Among the records below, how many lines contain "long"? State the number and nothing more.

BEGIN Data shown

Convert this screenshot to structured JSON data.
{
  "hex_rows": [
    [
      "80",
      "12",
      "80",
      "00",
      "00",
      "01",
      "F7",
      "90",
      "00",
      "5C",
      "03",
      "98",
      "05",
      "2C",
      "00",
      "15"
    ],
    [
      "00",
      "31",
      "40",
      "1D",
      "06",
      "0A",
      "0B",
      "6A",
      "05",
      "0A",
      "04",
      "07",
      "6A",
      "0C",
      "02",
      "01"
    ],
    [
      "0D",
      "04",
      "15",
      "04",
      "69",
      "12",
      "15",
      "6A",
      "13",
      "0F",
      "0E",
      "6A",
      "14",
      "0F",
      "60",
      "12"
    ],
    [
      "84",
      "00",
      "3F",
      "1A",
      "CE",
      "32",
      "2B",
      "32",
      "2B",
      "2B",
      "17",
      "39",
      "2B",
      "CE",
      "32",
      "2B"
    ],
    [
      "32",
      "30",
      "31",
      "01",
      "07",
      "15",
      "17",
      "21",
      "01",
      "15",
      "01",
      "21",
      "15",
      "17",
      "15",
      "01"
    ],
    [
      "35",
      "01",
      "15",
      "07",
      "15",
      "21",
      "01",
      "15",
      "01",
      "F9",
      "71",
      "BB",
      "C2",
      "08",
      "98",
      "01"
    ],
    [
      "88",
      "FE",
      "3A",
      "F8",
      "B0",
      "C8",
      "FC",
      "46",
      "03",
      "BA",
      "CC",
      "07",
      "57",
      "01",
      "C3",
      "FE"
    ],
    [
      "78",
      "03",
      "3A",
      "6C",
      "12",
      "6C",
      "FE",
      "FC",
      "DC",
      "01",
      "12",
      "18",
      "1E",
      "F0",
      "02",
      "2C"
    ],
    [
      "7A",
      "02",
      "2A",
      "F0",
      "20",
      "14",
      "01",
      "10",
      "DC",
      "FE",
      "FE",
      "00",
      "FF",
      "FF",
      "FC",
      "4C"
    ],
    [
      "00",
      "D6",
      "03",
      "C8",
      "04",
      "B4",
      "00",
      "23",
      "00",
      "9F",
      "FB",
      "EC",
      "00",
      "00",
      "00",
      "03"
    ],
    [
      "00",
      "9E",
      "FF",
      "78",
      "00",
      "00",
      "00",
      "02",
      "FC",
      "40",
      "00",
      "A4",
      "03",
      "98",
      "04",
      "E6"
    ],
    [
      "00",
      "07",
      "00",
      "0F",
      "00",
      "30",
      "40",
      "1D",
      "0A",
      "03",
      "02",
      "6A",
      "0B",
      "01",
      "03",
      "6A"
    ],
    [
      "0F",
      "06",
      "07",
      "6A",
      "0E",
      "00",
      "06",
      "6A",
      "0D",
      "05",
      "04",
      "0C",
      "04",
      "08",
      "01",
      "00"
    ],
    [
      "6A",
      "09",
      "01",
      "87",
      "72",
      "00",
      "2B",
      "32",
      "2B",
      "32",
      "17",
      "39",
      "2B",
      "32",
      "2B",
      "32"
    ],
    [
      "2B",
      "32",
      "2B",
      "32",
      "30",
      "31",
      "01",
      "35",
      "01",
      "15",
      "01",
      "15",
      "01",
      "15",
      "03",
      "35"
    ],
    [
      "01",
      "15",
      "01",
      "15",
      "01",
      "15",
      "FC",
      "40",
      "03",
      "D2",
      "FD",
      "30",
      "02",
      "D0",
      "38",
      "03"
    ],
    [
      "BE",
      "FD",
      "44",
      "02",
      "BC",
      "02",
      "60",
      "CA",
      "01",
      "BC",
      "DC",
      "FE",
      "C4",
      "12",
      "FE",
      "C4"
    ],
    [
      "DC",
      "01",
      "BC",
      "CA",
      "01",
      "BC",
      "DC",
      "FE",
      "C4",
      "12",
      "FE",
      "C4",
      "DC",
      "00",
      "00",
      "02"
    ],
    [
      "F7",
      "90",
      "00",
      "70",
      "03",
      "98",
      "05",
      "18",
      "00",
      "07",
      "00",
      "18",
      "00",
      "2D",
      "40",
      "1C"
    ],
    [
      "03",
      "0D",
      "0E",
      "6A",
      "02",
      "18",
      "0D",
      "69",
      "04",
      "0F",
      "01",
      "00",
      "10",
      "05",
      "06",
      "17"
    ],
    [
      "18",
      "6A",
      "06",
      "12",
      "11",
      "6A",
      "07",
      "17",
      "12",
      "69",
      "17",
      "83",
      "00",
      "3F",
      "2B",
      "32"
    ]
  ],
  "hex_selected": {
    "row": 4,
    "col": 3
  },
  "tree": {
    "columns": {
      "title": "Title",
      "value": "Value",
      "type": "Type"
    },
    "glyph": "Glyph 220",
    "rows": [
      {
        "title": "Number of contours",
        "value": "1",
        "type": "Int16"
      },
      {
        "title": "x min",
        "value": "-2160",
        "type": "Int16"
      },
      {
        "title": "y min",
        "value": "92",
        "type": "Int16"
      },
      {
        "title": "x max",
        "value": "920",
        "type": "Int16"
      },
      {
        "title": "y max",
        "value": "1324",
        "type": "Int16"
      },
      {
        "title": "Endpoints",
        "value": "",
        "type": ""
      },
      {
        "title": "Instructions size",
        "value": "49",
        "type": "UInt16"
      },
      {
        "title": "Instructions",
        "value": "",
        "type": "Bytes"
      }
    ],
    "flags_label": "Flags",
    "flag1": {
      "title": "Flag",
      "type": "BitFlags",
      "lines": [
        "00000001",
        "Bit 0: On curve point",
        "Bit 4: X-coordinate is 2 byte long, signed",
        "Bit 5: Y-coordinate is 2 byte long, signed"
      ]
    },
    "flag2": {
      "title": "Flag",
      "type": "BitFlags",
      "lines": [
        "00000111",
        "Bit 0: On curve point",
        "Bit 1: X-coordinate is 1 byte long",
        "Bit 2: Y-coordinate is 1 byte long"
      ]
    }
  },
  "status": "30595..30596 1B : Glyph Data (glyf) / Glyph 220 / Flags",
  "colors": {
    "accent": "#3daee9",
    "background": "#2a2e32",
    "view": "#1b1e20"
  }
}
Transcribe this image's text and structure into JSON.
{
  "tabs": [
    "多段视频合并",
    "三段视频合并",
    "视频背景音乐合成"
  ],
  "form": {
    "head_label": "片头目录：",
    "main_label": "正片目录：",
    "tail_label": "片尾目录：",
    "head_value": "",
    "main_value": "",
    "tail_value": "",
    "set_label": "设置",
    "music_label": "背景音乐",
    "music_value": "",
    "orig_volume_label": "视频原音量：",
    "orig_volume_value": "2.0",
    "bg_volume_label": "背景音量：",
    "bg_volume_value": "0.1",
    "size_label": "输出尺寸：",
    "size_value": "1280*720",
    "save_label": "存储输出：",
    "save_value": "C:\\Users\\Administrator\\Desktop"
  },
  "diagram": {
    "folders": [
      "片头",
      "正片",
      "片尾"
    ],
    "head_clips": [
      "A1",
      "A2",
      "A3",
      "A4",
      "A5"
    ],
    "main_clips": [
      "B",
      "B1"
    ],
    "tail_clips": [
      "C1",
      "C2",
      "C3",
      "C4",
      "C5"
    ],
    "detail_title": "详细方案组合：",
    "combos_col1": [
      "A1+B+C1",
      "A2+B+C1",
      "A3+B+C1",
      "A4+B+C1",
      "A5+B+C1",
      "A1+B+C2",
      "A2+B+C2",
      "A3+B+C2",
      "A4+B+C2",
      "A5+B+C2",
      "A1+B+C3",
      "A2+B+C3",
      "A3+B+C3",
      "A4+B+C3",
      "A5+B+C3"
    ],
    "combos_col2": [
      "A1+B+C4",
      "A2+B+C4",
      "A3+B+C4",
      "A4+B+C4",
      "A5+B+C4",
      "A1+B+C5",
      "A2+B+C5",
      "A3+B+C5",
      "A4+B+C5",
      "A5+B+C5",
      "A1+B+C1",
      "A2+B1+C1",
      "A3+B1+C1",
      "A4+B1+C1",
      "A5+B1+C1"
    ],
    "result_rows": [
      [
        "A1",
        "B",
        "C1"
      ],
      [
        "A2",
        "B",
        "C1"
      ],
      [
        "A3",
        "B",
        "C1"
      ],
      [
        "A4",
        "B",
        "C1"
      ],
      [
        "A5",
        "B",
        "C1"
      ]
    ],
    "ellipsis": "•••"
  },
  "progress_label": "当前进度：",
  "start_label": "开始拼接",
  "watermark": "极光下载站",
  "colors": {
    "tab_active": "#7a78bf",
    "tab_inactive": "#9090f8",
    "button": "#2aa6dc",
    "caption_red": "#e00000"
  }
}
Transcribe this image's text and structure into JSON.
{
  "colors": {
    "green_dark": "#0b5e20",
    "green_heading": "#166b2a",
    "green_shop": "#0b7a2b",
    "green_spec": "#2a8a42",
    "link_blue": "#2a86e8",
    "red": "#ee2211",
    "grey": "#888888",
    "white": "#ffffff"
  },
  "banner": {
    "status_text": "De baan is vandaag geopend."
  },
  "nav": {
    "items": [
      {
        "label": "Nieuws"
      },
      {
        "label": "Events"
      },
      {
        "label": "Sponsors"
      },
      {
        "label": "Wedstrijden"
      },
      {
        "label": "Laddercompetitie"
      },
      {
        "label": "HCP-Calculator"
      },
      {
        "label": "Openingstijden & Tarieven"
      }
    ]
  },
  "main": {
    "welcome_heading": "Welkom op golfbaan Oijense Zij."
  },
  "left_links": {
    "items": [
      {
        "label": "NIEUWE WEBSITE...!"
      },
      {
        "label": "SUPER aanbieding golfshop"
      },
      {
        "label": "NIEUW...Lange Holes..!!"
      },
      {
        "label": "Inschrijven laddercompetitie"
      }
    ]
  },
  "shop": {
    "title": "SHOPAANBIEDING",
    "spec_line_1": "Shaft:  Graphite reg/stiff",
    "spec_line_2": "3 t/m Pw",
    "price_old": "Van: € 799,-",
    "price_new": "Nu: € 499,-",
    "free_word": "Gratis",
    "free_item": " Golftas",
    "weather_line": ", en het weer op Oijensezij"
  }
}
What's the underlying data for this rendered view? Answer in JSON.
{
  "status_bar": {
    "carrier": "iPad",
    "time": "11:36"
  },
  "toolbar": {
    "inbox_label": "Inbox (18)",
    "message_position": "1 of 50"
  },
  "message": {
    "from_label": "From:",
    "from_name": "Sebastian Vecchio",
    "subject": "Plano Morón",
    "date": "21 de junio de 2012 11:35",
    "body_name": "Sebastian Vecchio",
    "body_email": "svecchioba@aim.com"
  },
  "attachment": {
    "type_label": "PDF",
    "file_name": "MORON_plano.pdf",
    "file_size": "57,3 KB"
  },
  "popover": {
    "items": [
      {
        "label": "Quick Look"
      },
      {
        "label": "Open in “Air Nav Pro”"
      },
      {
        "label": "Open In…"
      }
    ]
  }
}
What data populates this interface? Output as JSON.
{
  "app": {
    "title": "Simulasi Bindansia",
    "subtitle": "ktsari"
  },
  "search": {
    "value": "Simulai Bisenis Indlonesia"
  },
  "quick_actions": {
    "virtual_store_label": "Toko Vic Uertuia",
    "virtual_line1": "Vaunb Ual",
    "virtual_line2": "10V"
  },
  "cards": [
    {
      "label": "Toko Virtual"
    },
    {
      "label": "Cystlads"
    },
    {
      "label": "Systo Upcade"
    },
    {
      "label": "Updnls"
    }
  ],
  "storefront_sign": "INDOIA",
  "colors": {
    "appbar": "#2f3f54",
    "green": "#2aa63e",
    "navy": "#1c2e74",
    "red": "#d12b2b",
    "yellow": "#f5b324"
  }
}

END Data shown

Reply:
4